Just like with my interactive whiteboard, things will go wrong. Luckily with many of us having worked from home for over a year now, your audience will be understanding and patient (and quite possibly any kids in the audience will find it hilarious). You should minimise the chance for things to go wrong by double checking your set up, content, props and colleagues. But, having a solid back up plan is key. I also found that tech issues were the number one concern of presenters new to digital engagement so well worth addressing. Don’t start a presentation without an emergency plan!
When learning to SCUBA dive some Dive Masters experience something called the ‘stress-test’, which aims to artificially simulate some of the biggest errors that could go wrong underwater. The trainee diver must establish calm control and deal with the situation, be it recovering a rogue mask or running out of air and sharing with their dive buddy. This prepares the diver for almost anything that could go wrong and is a stable foundation to know they can (and importantly already did) handle problems. Put yourself through a mental ‘stress-test’ regarding your presentation. What are all of the things that could go wrong and what could you do as a backup? Have your plan B (and even C) to hand and fully rehearsed. Not only will this increase your confidence overall, but when things go a bit pear shaped you will sail through them without hesitation. The audience may be none the wiser that anything unexpected happened. In my virtual sessions, I always have a filler activity planned which I can give the audience to keep them busy whilst I fiddle with tech issues. If it gets really bad, I announce I am just going to go off camera for a moment but will be back. This removes the time pressure but also means people aren’t staring at me whilst I frantically Google how to fix a new and unforeseen issue.

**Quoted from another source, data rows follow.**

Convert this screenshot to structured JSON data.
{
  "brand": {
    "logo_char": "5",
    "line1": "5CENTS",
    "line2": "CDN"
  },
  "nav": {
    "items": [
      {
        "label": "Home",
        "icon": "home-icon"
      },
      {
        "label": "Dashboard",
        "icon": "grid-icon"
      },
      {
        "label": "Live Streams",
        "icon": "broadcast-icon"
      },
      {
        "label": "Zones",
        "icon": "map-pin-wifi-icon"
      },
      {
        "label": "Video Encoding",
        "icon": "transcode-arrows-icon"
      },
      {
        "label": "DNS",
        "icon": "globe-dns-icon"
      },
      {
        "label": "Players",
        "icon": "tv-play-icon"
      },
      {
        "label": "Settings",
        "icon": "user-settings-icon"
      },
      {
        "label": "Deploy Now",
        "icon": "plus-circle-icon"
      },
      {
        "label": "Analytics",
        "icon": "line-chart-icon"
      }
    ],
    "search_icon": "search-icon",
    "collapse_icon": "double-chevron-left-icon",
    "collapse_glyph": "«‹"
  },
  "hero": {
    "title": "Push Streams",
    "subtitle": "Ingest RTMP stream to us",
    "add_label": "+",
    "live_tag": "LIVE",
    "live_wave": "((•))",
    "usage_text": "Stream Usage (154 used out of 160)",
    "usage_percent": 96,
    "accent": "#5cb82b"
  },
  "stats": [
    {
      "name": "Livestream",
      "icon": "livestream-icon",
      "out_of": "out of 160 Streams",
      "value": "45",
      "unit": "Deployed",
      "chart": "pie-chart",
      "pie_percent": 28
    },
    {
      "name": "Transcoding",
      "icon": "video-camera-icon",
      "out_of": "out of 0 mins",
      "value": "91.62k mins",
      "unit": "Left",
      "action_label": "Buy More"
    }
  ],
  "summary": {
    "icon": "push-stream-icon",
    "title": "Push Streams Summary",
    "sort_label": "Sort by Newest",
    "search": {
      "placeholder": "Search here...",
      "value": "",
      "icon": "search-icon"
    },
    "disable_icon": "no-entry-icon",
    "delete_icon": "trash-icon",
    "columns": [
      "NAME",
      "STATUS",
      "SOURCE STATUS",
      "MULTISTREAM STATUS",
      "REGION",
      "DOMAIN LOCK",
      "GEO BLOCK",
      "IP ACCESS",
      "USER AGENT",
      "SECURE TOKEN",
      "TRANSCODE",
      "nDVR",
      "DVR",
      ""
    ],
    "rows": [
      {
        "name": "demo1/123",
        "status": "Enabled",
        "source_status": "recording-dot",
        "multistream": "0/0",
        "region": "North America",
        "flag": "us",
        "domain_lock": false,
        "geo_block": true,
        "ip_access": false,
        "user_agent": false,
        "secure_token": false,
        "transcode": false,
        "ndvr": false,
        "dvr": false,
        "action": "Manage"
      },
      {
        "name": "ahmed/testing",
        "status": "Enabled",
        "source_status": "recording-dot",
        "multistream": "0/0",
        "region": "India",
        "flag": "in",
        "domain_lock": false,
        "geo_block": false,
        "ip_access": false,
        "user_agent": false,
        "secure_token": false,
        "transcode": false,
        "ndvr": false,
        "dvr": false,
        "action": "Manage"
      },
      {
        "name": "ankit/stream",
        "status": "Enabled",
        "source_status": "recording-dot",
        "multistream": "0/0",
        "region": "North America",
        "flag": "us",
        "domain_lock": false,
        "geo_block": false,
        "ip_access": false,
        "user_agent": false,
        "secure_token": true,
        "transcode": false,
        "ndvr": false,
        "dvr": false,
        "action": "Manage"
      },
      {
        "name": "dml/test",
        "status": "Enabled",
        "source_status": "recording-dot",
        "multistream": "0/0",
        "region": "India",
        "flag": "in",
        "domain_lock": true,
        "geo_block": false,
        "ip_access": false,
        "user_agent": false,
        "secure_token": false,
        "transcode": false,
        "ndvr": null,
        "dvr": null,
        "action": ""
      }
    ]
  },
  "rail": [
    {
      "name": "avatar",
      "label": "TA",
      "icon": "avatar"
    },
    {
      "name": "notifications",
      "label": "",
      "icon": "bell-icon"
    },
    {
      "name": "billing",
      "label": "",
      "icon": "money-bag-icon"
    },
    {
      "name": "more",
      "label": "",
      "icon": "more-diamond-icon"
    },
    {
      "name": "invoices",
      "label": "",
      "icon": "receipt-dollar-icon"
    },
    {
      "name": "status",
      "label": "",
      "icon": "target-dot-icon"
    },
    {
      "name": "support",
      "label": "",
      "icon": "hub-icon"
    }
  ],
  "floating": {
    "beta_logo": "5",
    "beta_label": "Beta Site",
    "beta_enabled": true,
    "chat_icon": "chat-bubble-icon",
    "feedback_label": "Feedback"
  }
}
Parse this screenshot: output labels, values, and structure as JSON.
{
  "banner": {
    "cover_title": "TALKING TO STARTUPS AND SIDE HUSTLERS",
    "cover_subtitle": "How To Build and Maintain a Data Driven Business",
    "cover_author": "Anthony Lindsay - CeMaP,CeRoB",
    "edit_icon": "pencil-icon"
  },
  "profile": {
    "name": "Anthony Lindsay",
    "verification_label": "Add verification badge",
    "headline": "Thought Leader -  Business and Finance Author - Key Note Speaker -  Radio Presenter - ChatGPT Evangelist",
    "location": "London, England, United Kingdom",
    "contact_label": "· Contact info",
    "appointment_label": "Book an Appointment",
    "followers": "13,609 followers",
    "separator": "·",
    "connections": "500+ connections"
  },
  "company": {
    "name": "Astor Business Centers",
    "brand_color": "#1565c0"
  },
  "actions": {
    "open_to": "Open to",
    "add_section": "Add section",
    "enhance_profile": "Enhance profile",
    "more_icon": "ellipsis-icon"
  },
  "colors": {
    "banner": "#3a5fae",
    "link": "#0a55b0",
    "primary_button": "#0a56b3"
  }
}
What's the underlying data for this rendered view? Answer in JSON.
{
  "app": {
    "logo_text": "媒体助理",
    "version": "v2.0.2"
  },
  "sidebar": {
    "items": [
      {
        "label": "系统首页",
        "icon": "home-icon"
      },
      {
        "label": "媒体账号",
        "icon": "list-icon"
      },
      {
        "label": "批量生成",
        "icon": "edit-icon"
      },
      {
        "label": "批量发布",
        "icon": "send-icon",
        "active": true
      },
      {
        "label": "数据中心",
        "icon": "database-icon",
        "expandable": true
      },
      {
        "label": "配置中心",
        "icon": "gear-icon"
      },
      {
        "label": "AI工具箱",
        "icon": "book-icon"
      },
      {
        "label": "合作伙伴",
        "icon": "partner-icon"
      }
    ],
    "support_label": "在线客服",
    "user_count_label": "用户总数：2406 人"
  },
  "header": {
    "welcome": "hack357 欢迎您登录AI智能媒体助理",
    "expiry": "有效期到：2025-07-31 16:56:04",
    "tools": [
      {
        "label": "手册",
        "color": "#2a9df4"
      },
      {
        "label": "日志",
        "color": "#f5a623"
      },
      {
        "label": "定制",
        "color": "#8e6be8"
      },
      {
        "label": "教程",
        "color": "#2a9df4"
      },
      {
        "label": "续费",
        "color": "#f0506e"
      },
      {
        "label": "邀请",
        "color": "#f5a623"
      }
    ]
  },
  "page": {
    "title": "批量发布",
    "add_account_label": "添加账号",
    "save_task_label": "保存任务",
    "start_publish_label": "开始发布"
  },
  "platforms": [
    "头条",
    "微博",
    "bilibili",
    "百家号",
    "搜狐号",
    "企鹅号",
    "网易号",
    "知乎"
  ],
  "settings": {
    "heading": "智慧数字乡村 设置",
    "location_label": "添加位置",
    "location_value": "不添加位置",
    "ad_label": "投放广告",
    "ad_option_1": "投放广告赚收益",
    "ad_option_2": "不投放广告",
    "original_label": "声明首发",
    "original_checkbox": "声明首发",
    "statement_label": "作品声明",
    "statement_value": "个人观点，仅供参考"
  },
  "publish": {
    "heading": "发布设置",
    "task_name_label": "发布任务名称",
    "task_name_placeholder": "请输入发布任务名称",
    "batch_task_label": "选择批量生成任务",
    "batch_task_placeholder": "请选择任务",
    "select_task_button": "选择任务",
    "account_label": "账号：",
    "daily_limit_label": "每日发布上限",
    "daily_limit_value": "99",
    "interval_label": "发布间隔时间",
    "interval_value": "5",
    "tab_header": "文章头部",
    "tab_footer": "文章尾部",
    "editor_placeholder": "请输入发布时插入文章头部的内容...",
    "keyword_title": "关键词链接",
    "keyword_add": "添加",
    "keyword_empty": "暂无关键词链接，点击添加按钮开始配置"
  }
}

Whilst your back up plan should be thorough, also know the importance of calling time of death when things have gone very badly wrong. Some tech issues just cannot be rectified without additional support or time and in these situations hopefully you are able to reschedule rather than persevere against the odds. Before the session, consider where your ‘point of no return’ might be.
I want to briefly touch on the tech set up. Although this is covered in lots of other articles, there are a few things that have stood out to me that are not overly obvious until you have learnt the hard way. Firstly, two screens are better than one. Place any scripts or notes as close to the camera as possible, potentially putting the webcam in front of another screen, to reduce the appearance of reading given away by your flickering eyes. An ethernet cable will provide faster and more reliable service than a Wi-Fi connection. Headphones with microphones reduce echo and are often better quality than those built into the computer. Before the presentation close all other non-essential programmes on your computer, as these zap its processing abilities. And, please, please, plug everything into the mains. Some of my colleagues have experienced situations all too frequently where their guest has suddenly dropped out of a live talk, only to reappear later to sheepishly explain their laptop ran out of battery. But it’s not just laptops, I forgot to plug in my internet hotspot (which I used whilst we experienced broadband issues in the area) and it clocked-off in the middle of a live broadcast. Luckily, fast thinking got me back online pretty quickly, where I was able to smugly recite my planned ‘Plan B emergency phrase’ (“Looks like my internet went extinct, but now back to the dinosaurs!”). It was only after the session concluded did I also realise that my prepaid data pack only had 6mb left on it. Eeek.